On Friday April 6, join Dr. Bill Mitsch for a lunch and learn presentation from 11 a.m. to 12 p.m. at the Ridges, Bldg. 21, Room 105.
Today, the world faces unprecedented threats to our aquatic ecosystems from excessive nutrients. Most of these nutrients are introduced to aquatic ecosystems through agricultural and urban runoff. More than 750 aquatic ecosystems currently suffer from degraded ecosystem services and impairments including oxygen deficiency or hypoxia, dead zones, and harmful algal blooms; these stresses are mostly caused by excessive nitrogen and phosphorus pollution.
It has also been estimated that, on a global scale, the world has lost half of its original wetlands, with most of that loss in the 20th century.
Dr. Mitsch’s presentation will focus on the ways an increase in wetland resources around the world can be used to solve the diminishing wetland problem, with the strategic purpose of mitigating excess phosphorous and nitrogen in a sustainable fashion.
Examples of this process include minimizing phosphorus inflows to the Florida Everglades and Lake Erie and reducing nitrogen fluxes by wetlands and riparian forests in Midwestern USA to reduce seasonal hypoxia in the northern Gulf of Mexico. Dr. Mitsch will also discuss the opportunities presented by wetlaculture, a new process named in reference to the words wetland and agriculture. This process will enable the removal of excess nutrients from aquatic ecosystems and return them directly to growing crops. Wetlaculture has the dual benefit of improving water quality and lessening the need for fertilizers as fertilizer runoff is effectively recycled.
Dr. Mitsch is eminent scholar and director for the Everglades Wetland Research Park and Sproul Chair for Southwest Florida Habitat Restoration, Florida Gulf Coast University in Naples, Florida. He is professor emeritus of environmental science and founding director of the Olentangy River Wetland Research Park at The Ohio State University. He was editor-in-chief of Ecological Engineering journal for 25 years after founding it in 1992. He was awarded the 2004 Stockholm Water Prize Laureate bestowed by the King of Sweden and the 2010 Einstein Professor from the Chinese Academy of Sciences. He completed the fifth edition of his standard textbook, “Wetlands” in 2015. He has guided 78 graduate students through thesis or dissertation, 55 of which were at The Ohio State University during his 26-year career there.

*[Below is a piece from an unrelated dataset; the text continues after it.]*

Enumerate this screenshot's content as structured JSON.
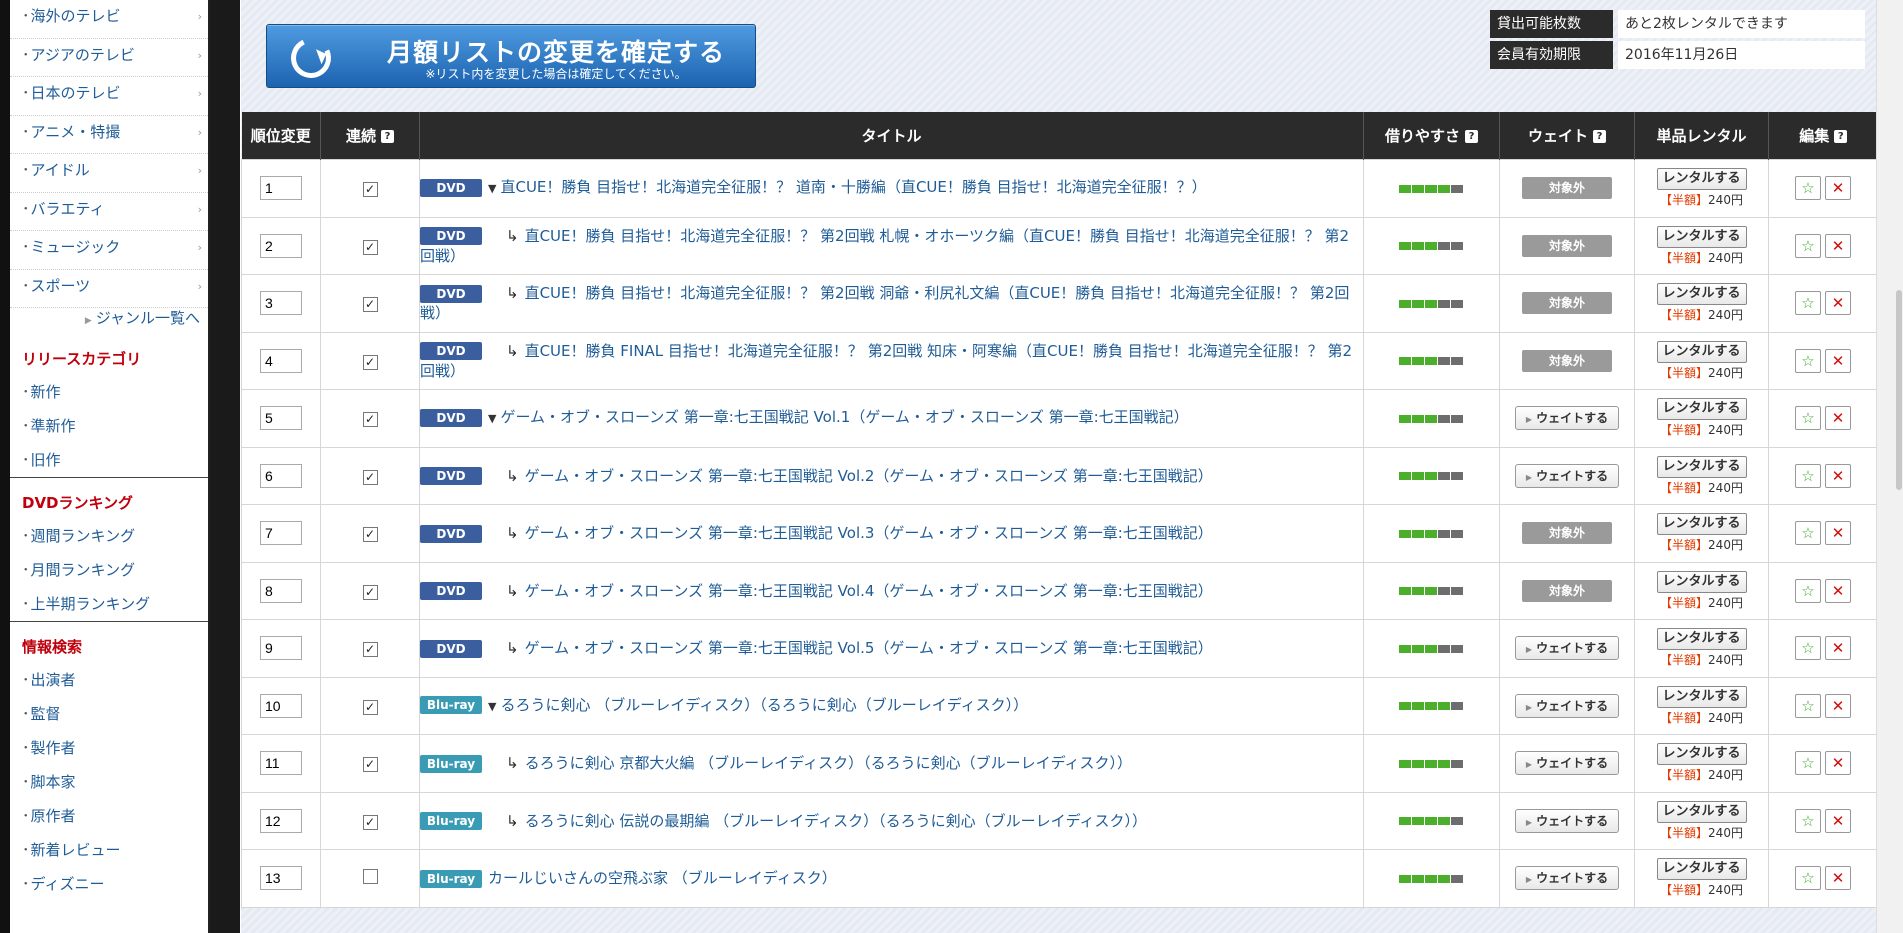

Pizza will be provided at the presentation, but participants should bring their own water bottles, as this is a zero waste event. For additional information about the series, contact Joe Wakeman, manager of enrollment and student success, at firstname.lastname@example.org or 740.593.2133.